Records contained in a dataset
· · ·

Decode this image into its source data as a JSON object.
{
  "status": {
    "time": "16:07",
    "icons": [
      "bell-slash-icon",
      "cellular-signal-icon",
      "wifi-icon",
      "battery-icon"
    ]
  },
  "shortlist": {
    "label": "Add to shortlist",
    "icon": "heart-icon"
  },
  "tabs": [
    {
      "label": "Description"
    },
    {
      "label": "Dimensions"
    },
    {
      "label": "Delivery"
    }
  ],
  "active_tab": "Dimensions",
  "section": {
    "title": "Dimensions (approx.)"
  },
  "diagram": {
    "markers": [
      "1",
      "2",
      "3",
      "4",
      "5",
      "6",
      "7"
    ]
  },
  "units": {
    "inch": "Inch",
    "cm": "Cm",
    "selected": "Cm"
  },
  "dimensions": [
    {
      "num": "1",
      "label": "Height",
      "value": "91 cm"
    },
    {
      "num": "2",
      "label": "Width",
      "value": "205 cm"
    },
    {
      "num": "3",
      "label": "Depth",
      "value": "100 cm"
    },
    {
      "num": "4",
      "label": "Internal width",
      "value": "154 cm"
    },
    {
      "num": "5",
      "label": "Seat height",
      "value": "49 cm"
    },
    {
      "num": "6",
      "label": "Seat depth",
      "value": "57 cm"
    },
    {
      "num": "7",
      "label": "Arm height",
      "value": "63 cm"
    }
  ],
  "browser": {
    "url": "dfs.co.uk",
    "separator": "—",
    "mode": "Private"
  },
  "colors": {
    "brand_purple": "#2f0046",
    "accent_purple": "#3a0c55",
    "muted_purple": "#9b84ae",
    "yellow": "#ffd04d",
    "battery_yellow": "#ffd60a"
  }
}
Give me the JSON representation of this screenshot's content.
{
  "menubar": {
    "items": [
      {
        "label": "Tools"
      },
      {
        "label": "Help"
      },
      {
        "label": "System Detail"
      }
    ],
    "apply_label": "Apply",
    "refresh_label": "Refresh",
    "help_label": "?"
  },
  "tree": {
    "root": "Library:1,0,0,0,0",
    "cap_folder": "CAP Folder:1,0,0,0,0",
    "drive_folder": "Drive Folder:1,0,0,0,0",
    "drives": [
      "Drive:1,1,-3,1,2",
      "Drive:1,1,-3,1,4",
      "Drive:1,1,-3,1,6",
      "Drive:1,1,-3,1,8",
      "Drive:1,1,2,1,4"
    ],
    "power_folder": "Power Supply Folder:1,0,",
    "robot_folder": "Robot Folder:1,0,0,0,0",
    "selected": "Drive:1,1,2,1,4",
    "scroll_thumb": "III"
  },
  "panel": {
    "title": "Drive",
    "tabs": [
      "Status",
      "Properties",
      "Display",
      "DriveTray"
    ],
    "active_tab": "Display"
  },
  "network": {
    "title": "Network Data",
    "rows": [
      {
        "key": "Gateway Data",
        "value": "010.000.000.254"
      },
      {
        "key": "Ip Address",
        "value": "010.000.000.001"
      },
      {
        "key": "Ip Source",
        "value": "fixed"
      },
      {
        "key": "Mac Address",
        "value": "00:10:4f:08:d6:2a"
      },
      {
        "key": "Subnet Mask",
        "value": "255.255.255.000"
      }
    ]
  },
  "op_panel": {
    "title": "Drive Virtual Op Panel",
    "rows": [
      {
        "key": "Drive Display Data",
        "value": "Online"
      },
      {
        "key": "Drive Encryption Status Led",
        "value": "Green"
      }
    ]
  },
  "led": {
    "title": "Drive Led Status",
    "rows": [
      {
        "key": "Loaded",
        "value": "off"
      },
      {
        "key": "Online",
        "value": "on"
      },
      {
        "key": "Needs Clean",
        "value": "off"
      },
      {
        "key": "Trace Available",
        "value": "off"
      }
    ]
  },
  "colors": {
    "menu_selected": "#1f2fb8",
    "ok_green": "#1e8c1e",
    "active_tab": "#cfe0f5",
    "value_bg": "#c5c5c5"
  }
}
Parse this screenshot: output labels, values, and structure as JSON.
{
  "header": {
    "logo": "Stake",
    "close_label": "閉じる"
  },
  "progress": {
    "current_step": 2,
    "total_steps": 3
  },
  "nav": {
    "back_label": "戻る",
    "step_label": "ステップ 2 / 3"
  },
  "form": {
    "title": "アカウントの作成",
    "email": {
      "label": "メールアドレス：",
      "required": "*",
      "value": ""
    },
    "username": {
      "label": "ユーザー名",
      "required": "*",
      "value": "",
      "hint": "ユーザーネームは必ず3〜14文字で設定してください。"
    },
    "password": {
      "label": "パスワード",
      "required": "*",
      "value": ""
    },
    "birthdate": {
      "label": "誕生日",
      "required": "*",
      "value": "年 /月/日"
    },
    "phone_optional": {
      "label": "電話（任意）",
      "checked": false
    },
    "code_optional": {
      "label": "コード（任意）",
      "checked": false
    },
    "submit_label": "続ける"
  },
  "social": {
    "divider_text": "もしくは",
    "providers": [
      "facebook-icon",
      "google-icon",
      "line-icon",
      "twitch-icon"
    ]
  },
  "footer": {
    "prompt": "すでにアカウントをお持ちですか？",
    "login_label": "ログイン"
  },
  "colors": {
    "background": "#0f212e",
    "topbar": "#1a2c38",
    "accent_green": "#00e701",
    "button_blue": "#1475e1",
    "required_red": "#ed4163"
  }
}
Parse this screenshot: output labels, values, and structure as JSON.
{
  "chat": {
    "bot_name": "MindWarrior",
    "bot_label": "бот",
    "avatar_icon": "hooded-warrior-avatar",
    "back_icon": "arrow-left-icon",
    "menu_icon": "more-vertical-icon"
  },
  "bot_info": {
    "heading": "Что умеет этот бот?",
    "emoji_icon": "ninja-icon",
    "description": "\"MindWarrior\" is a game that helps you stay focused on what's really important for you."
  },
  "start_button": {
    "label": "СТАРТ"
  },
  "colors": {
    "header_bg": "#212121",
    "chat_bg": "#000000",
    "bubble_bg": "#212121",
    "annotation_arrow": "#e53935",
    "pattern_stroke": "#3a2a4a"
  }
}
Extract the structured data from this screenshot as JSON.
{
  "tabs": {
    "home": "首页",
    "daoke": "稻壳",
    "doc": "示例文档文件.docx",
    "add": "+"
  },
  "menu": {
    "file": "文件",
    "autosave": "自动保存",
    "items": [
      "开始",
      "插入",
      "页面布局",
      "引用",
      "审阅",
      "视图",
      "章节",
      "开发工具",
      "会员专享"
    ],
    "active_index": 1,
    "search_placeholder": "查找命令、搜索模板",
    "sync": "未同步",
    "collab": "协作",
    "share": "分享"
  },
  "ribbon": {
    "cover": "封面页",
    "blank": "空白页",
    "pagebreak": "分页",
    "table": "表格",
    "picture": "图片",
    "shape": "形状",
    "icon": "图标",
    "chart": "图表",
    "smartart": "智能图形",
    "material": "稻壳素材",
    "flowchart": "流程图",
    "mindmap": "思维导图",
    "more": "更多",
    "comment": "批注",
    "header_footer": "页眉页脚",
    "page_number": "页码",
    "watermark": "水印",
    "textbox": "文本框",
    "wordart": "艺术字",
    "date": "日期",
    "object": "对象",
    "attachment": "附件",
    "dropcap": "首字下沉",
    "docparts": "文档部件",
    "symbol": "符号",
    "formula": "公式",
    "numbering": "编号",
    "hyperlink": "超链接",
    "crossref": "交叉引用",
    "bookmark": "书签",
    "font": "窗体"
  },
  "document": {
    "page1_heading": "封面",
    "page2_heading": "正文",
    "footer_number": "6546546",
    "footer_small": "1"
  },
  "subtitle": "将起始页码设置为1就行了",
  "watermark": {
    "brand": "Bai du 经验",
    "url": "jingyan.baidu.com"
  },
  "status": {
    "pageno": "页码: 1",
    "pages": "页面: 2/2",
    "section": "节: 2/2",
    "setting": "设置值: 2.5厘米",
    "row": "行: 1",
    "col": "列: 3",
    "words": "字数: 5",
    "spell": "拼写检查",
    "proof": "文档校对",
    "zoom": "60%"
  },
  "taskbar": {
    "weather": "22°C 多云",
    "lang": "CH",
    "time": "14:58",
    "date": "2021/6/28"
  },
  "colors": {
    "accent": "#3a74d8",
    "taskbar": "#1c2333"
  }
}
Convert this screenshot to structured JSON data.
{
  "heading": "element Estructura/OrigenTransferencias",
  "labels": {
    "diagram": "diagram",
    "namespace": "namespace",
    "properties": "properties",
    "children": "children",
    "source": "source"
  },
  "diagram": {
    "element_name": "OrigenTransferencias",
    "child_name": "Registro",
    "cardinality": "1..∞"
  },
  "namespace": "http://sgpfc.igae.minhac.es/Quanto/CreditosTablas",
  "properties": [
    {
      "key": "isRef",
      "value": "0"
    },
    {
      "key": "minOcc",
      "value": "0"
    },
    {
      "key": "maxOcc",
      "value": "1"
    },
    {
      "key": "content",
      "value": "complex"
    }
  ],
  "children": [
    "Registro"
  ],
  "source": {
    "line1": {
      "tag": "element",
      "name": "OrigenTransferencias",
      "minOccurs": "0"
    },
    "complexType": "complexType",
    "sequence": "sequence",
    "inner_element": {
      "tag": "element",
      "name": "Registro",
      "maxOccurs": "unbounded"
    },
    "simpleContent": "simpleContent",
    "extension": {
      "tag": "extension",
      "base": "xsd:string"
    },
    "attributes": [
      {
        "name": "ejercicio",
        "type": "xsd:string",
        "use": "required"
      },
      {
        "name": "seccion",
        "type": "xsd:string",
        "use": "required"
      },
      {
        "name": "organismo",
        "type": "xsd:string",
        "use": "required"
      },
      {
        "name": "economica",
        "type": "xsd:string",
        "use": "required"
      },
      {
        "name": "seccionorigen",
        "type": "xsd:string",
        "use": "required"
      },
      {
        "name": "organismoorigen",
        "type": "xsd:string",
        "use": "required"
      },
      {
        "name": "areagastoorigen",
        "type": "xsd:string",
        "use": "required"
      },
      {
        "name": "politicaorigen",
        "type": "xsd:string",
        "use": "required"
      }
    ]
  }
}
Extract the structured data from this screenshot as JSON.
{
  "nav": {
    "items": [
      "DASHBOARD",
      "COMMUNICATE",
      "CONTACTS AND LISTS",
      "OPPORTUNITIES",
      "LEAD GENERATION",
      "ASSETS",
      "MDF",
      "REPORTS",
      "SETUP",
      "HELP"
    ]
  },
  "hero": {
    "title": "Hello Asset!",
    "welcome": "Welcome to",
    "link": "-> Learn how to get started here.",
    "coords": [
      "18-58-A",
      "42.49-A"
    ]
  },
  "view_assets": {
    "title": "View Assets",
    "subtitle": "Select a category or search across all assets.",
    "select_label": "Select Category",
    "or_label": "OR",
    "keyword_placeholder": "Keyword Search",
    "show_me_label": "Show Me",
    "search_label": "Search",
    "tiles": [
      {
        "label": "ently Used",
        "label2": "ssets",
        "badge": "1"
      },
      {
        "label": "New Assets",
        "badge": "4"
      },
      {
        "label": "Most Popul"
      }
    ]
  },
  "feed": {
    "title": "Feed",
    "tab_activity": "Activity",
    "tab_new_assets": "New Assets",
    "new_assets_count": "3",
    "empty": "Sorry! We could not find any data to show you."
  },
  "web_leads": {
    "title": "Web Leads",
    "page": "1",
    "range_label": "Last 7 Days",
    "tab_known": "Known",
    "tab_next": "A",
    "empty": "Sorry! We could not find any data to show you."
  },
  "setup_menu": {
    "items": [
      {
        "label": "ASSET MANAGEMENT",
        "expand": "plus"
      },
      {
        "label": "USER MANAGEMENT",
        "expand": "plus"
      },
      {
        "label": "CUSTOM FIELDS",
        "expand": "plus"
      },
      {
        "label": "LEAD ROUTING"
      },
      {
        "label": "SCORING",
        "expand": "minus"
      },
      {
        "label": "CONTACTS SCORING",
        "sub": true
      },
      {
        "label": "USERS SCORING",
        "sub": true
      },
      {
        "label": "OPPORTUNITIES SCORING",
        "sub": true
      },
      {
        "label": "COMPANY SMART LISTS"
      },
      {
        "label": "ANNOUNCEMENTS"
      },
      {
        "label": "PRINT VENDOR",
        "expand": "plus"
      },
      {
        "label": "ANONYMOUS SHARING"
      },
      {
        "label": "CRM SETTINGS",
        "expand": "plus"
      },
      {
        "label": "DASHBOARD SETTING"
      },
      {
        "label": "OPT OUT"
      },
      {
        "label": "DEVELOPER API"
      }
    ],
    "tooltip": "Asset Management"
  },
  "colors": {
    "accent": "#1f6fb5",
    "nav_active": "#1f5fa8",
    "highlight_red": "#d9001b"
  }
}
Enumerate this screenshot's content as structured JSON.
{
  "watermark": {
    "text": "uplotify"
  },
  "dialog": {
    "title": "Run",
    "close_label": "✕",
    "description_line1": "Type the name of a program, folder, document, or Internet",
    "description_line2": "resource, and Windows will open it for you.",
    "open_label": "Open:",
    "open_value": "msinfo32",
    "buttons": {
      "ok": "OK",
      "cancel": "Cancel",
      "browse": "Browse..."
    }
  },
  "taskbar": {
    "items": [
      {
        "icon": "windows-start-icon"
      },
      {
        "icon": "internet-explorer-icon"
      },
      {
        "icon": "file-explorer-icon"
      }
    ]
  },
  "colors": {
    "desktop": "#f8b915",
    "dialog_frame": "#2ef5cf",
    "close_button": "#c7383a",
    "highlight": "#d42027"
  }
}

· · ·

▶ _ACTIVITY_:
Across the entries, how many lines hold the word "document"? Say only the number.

▶ _ANSWER TO THIS EXERCISE_:
2